Chemical Synthesis

White catalyst




Developed by Professor M. Christina White and co-workers at the University of Illinois–Urbana, the “White catalyst” (684821) has been shown to be an exceptional catalyst for the functionalization of allylic carbon centers.

The bis-sulfoxide-Pd(II) catalyst participates in numerous reaction manifolds, including inter- and intramolecular allylic C–H oxidation, sequential allylic C–H oxidation/vinylic C–H arylation, and most recently, allylic C–H amination. These useful transformations allow for rapid access to a variety of synthetically useful intermediates such as allylic carboxylates, macrocycles, and amino alcohol derivatives.

References: (1) Fraunhoffer, K. J.; White, M. C. J. Am. Chem. Soc. 2007, 129, 7274. (2) Fraunhoffer, K. J. et al. J. Am. Chem. Soc. 2006, 128, 9032. (3) Delcamp, J. H.; White, M. C. J. Am. Chem. Soc. 2006, 128, 15076. (4) Chen, M. S. et al. J. Am. Chem.
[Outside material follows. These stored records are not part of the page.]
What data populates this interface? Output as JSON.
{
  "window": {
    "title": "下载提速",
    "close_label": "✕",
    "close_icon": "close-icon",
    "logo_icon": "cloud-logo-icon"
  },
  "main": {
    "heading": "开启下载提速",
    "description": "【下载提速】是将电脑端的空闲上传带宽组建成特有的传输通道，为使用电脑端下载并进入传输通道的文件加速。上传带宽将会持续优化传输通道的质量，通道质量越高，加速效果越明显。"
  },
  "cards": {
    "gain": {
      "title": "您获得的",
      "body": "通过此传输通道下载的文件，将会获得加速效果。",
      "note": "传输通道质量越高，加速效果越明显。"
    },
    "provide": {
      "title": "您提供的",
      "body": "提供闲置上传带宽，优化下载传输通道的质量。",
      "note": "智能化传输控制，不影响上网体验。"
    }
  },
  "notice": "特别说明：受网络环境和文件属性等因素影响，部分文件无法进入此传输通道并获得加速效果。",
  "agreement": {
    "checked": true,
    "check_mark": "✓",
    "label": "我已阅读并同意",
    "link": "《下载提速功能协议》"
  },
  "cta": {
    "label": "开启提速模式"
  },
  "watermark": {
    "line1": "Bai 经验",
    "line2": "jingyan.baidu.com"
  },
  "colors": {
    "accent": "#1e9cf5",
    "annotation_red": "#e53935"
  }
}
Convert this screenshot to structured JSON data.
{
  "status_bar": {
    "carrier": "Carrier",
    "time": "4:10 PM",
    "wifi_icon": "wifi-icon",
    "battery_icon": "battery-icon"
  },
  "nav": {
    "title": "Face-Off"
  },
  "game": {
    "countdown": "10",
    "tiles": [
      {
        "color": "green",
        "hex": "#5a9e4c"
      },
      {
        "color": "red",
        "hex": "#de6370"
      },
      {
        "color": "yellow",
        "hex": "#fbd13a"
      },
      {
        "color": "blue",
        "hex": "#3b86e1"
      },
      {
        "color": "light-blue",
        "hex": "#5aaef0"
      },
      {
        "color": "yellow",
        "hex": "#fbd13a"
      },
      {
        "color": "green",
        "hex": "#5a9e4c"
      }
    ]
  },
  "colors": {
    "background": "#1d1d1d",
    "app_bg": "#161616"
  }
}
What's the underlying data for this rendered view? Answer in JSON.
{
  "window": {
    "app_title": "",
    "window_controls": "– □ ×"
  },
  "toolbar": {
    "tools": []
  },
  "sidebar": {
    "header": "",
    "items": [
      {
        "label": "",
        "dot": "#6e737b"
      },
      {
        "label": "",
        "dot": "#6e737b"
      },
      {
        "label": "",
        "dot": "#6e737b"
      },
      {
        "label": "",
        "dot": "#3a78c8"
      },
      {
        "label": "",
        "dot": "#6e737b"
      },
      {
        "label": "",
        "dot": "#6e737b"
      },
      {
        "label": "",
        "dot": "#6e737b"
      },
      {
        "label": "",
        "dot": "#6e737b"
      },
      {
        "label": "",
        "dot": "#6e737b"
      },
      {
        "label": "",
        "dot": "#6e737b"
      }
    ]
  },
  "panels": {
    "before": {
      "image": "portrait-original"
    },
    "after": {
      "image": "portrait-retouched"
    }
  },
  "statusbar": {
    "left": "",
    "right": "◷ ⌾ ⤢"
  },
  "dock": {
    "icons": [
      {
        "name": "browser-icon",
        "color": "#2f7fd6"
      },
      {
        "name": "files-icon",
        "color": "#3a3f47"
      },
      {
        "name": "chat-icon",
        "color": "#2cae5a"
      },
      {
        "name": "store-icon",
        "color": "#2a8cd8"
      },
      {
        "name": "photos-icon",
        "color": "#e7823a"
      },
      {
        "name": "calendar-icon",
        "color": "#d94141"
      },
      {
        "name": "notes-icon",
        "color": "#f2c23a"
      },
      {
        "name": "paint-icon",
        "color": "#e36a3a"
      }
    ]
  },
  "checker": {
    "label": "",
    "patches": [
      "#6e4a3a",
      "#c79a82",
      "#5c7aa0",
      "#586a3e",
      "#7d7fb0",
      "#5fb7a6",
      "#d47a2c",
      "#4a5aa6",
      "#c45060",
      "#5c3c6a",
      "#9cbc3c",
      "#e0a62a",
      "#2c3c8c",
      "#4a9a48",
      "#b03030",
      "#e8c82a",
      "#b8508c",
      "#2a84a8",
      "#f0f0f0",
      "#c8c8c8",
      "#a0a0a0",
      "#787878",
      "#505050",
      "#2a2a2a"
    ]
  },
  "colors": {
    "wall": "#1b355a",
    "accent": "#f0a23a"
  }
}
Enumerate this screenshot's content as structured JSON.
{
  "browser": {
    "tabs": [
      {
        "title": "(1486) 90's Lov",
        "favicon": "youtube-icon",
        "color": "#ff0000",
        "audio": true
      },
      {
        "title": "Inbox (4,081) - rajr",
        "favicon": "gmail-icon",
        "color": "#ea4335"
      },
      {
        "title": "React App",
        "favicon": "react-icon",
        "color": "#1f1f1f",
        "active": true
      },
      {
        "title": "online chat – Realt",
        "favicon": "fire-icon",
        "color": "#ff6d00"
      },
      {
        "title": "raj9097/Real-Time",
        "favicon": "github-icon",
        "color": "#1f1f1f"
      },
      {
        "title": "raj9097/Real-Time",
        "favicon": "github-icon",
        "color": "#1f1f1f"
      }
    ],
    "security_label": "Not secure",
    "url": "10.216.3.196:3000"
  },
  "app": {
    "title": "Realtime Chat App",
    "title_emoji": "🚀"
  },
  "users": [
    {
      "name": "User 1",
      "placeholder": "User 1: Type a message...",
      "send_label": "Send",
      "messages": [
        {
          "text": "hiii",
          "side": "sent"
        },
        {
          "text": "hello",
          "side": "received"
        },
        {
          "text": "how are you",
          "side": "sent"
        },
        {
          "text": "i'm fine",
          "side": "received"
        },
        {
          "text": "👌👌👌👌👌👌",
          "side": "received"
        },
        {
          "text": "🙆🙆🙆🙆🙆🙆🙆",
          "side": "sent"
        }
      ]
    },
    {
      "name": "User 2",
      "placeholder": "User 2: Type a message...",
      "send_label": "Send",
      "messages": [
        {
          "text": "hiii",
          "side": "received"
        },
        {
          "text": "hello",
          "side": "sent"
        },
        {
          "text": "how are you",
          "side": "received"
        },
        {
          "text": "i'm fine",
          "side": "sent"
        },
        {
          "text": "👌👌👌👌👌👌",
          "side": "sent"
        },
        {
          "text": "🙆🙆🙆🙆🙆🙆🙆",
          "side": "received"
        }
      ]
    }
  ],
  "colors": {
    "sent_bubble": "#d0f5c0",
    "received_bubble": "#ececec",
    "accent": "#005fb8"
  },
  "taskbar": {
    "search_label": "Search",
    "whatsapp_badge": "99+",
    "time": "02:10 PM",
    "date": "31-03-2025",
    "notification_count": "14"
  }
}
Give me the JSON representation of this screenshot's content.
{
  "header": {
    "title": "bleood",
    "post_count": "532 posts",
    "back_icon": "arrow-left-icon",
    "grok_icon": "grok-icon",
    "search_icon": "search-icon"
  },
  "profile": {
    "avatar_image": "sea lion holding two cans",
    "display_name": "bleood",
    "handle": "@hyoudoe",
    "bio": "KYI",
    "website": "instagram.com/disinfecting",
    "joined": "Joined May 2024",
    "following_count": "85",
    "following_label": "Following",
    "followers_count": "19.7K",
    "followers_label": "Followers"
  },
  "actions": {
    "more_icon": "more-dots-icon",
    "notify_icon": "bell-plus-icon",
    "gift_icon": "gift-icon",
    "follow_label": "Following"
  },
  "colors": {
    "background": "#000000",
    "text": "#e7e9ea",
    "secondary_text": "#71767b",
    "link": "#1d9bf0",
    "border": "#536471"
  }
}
Soc. 2005, 127, 6970.



  • Air-stable catalyst
  • Access to complex, heteroatom-rich intermediates from simple starting materials



Representative Applications


Allylic C–H Oxidation

In 2004, the White group reported sulfoxide-promoted, catalytic Pd(II) / benzoquinonone / HOAc α-olefin allylic oxidation systems, wherein the ratio of linear-to-branched allylic acetates was dependent upon the identity of the sulfoxide present in the reaction (DMSO or bis-sulfoxide ligands). The “White catalyst” (1,2-bis(phenylsulfinyl)ethane]palladium acetate), or phenyl vinyl sulfoxide in the presence of palladium acetate, serve as effective catalysts for allylic C–H oxidation, selectively affording branched allylic acetates.

Macrolactonization via Allylic C–H Oxidation

The intermolecular variant of the aforementioned reaction employing linear ω-alkenoic acids is an excellent method for the preparation of macrolactones, and serves as an alternative to hydroxyacid lactonizations so commonly employed. The scope of this novel macrolactonization method is very broad. Aryl, alkyl, and α,β-unsaturated carboxylic acids are all competent nucleophiles, the latter proceeding without olefin isomerization. Finally, the macrolactonizations are exceptionally tolerant of polar functionality (e.g., esters, imides, and amides).

Sequential Allylic C–H Oxidation/Vinylic C–H Arylation

The sequence of allylic C–H oxidation/vinylic C–H arylation of α-olefins furnishes E-arylated allylic esters with high levels of regio- and stereoselectivity. This methodology allows for rapid entry into densely functionalized fragments for complex molecule synthesis from cheap and abundant starting materials (α-olefins, carboxylic acids, arylboronic acids). In contrast to the basic, reductive conditions of the standard Heck reaction, this Pd(II) catalyzed C–H arylation occurs under mildly acidic, oxidative conditions, thus allowing for this use of ortho-substituted and electron-deficient arylboronic acids. Furthermore, a wide range of polar functionality on the α-olefin component is tolerated under the reaction conditions.

Allylic C–H Amination–Preparation of syn-1,2-Amino Alcohol Derivatives

Using the bis-sulfoxide-Pd(II) catalyst, White and co-workers have demonstrated the first general palladium-catalyzed allylic C–H amination reaction, yielding functionalized oxazolidinones from N-tosylcarbamate precursors. The amination reaction is selective for the anti-oxazolidinone diastereomer, thus providing quick entry into medicinally relevant syn-1,2 amino alcohol architectures.

As illustrated below, the anti-oxazolidinones are useful intermediates to several biologically active compounds, including antitumor agents, enzyme inhibitors, and chemotherapeutics. Importantly, this methodology streamlines the syntheses of heteroatom-rich compounds by reducing the overall number of synthetic steps (including functional group manipulations) while at the same time allowing for the late-stage introduction of nitrogen functionality.

Product Information


Product Number Product Name Structure Add to Cart
684821 [1,2-Bis(phenylsulfinyl)ethane]palladium acetate